Answered By: Gail Bardhan Last Updated: Jul 19, 2016 Views: 8
"After ten months... The glass and its mold are lowered from the annealer kiln, the steel rim is taken off, and the mold material is removed. A wooden frame of heavy timber is then bolted around so as to frame the disc. It is then stood up on edge and the ceramic cores are cleaned out, that is, removed. The disc is then inspected for strain, polarized light being used in this testing."
An article by George McCauley says "Removing the cores from the ribs of the disk and cleaning its surface is accomplished with a sharp-edged bar and a sandblast and presents no great problem; except, of course, great care must be exercised, if a bar is used, that the glass be not struck too severely. Removing the cores with a bar must be classed more as work than as a problem. The sandblast works slower, with more dust, but easier, and is ideal for cleaning the entire surface that has been in contact with the mold. (Bulletin of The American Ceramic Society, v. 14, no. 9, Sept. 1935)

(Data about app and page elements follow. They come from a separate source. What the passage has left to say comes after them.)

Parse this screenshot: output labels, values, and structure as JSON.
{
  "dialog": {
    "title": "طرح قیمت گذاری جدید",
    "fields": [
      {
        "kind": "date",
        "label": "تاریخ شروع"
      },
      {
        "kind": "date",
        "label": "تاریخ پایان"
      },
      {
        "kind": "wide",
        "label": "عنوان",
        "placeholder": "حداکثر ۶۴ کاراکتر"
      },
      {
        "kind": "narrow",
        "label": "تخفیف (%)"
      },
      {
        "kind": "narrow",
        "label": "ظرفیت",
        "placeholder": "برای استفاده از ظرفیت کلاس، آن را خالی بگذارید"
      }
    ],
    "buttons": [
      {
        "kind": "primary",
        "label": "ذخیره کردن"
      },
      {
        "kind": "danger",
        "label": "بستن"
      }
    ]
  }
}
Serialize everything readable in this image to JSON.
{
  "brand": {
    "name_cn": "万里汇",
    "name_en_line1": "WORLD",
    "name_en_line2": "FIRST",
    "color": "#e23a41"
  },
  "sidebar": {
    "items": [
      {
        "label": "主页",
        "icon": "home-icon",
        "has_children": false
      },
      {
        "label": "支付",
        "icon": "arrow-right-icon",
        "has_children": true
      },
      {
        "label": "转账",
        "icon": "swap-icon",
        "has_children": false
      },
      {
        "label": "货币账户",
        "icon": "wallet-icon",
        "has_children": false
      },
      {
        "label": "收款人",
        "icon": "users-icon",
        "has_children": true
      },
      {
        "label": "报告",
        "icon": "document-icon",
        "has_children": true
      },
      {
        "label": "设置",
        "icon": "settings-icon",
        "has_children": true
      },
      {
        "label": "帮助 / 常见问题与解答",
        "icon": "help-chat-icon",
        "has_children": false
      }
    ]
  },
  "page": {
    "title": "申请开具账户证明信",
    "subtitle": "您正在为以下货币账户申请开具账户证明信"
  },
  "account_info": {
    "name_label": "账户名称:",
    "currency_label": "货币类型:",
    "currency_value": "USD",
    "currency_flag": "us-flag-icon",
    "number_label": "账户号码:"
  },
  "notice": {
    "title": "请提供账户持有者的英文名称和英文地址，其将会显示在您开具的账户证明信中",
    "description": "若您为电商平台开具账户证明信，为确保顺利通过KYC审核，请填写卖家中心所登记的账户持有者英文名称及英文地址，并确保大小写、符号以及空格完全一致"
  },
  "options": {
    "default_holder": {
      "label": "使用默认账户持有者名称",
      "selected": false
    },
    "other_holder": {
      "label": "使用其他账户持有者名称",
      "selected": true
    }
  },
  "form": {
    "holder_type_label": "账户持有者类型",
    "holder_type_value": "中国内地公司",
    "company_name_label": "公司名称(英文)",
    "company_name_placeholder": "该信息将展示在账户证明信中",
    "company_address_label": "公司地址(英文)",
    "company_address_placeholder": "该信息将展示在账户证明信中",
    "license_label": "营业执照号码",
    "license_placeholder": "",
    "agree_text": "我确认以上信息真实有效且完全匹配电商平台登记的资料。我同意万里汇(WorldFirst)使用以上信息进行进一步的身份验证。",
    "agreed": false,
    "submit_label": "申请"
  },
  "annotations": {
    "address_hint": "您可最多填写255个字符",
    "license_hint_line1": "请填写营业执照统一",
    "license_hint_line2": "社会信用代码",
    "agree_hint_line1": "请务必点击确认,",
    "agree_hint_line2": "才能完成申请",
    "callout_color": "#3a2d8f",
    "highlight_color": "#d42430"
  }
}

We do have a bibliography listing many of the books and articles which discuss the making and shipping of the disc. You may ask your librarian to contact us for materials not in your library. If they are available through interlibrary loan, we will be happy to provide them.